Prof. Vivek Shripad Borkar (computer science, mathematics) is Institute Chair Professor at the Department of Electrical Engineering, IIT Bombay, Mumbai. He works at the interface of probability and random processes on one hand and optimization and control on the other. He completed his B. Tech. in Electrical Engineering from IIT Bombay (1976), M.S. in Systems and Control Engineering from Case Western Reserve University (1977), USA, and Ph.D. from University of California, Berkeley, USA (1980). He is interested in basic theoretical issues as well as modelling and algorithmic questions and has also done some collaborative work on specific applications to communications and operations research. His research areas are stochastic optimization, probabilistic modelling, probabilistic algorithms, and random processes. Some of his key research themes are adaptation, learning and dynamic models thereof, the phenomenon of metastability and its algorithmic implications, effect of multiple time scales in random dynamics, small noise asymptotics, etc., and also their implications for sciences, engineering and social sciences. He spent 10 years (1989 1999) at IISc, Bangalore, before joining TIFR, Mumbai as a Professor (2000-2011). His key contributions are developing a novel scheme for accelerating simulation based estimation of Markov Chain averages by a conditional version of importance sampling, and a novel scheme called split sampling to accelerate learning algorithms. Prof. Borkar has been awarded Shanti Swarup Bhatnagar Prize (1992), the Distinguished Alumnus Award of IIT Bombay (2000), the Homi Bhabha and JC Bose Fellowships, and the Prasanta Chandra Mahalanobis Medal INSA (2008), among others. He is also an elected Fellow of the Indian National Science Academy (INSA), Indian Academy of Sciences (IAS), Indian National Academy of Engineers (INAE), and Institute of Electrical and Electronic Engineers (IEEE). He has also served on the editorial boards of several academic journals.

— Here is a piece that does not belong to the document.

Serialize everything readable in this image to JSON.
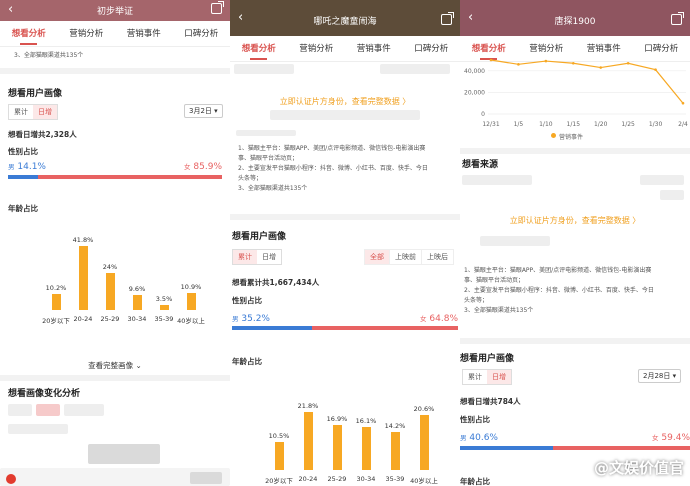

Prof. Srikanth Sastry (statistical mechanics, soft matter physics) is a Professor at the Theoretical Sciences Unit, Jawaharlal Nehru Centre for Advanced Scientific Research (JNCASR), Bangalore. He obtained a Bachelor’s degree from Bangalore University (1984), a Master’s degree from IIT Bombay (1986), and a Ph.D. in Physics from Boston University (1993). He has also held postdoctoral positions at National Institutes of Health (USA) & Princeton University. Prof. Sastry’s research interests have been in the area of statistical mechanics, with a focus on aspects of phase transformations and dynamics of liquids and other soft condensed matter, such as transformations that involve unusual phase transitions, metastable states and how they transform to equilibrium states. He studies systems exhibiting slow or glassy relaxation towards equilibrium, how such systems may fail to reach equilibrium and get stuck in non-equilibrium states as a consequence of the complex energy landscapes that they manifest, and the behavior of glassy systems under external driving. Some specific themes in his research have been the anomalous behavior of super-cooled water (a novel transition between two forms of liquid water) and also silicon, slow dynamics and routes to structural arrest or emergence of rigidity (glass transition, gelation, jamming etc.) in super-cooled liquids and other soft matter systems (colloids, gels, granular material), nucleation in metastable liquids, and mechanical behavior and memory effects in driven amorphous solids. Prof. Sastry has been awarded the Shanti Swarup Bhatnagar Prize in physical sciences (2008), JC Bose Fellowship, and the distinguished alumnus award of IIT Bombay (2015). He is also an elected Fellow of the Indian National Science Academy (INSA), Indian Academy of Sciences (IAS), and National Academy of Sciences, India (NASI).

Note: Any & all errors in the brief profiles above are SynTalk’s own.

#TPDP mentionsBoltzmann, Andrey Markov, Mark I. Freidlin, Alexander D. Wentzell, John Nash, & Brian Arthur, among others.